I am the Senior Bookseller, nominally in charge of a team of funny, vibrant, clever and shockingly youthful bunch of booksellers.
What makes your bookshop stand out from others—physical and online?
We stock over 50,000 titles, have rolling library ladders, a wood burning stove, and our browsers are welcome to a pot of coffee or tea while they peruse the shelves. Our knowledgeable and enthusiastic booksellers are given great freedom to curate and contribute to our ever expanding range, which means the chances of stumbling upon a surprise gem are far higher than online or in more corporate establishments.
Do you have a local author who visits the shop? Which author event has drawn the biggest / most interesting audience?
We are the biggest bookshop in St Andrews and we have a vibrant list of events.Whether it’s Don Paterson playing jazz for an intimate poetry reading, or the team from the National Museums of Scotland entertaining us with the story of the Dairsie Hoard (linked to the exhibition of Scotland’s Early Silver) we always have plenty of interest happening in store. We also do large regular events outside the shop, with recent visits from Professor Richard Dawkins, Gordon Brown and Tom Kerridge (not all at the same time…).
Who wanders in through your door most often? / Which customer has taken you by surprise?
We have a whole host of regular readers who pop in, many with vast and eclectic tastes. Our readers continually take us by surprise, and hopefully we do the same for them.
What’s the most ridiculous request you’ve ever had?
A long ago I once had to very gently tell a browser in a bookshop that no longer exists that she could not return her faulty electric blanket to us because we had not sold it to her (she didn’t believe me). In the same shop I was also asked for our butchery department. (They were not looking for cookery books – they were looking for sausages and rump steak!… Maybe it was something about that shop…)
Where did your love of the printed word begin?

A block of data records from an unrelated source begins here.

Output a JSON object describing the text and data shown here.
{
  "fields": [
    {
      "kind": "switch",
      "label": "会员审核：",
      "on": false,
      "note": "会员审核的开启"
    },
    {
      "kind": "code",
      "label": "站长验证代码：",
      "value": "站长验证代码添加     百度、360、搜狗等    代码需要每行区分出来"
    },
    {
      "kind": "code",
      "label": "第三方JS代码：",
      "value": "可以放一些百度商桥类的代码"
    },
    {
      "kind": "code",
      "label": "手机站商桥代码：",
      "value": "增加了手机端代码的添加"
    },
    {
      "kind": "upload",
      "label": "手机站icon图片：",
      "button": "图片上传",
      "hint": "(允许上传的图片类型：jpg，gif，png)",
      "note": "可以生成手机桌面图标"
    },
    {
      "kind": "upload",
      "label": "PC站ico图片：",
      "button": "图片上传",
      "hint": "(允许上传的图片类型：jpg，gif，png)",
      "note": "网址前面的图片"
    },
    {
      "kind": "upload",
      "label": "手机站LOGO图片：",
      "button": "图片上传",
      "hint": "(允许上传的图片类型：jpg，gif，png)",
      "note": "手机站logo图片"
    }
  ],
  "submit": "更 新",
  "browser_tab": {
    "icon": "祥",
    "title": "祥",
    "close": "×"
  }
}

I read constantly as a slightly precocious child (moi?), starting with the Secret Seven and Anthony Buckeridge’s Jennings novels. The small town where I was born did not have a bookshop, but when I bumped into a Penguin spinner in a local newsagent I was immediately hooked. The first ‘proper’ novel I read was A Clockwork Orange by Anthony Burgess , and I never looked back. Life without several books on the go is unimaginable.
Which book has influenced you most / which poem talks to your soul?
Impossible to answer, like picking your favourite song. At various stages of my life I have been obsessed with crime novels, central European fiction, Iain Banks and Ian Fleming: if I had to plump for just one it might be Catch 22, the funniest, most absurd and ultimately tragic depiction of life on a US Air base in WW2. Or maybe And The Land Lies Still, by the wonderfully talented James Robertson. Or even Crime and Punishment, but ask me tomorrow and the list will be different…
What are you reading now and why?
As ever I have a few on the go: Six Minutes in May by Nicholas Shakespeare, about how Churchill unexpectedly became Prime Minister on the fall of Chamberlain (I return to books on WW2 constantly, looking for new angles and insights); Goodbye Europe, a collection of essays for a still devastated remainer; and So Here It Is, a fascinating look at the life of a Seventies rock star courtesy of the wonderful Dave Hill (out of Slade…).
If not this, then what?
A quick poll of my colleagues reveals many potential alternative careers: Glam Rock star (more Les McQueen than Dave Hill I suspect), failed politician , a teacher or maybe even a master brewer. Ultimately I don’t think there has ever been a what, this is what I am and probably always will be.
Find out more about Topping Books here.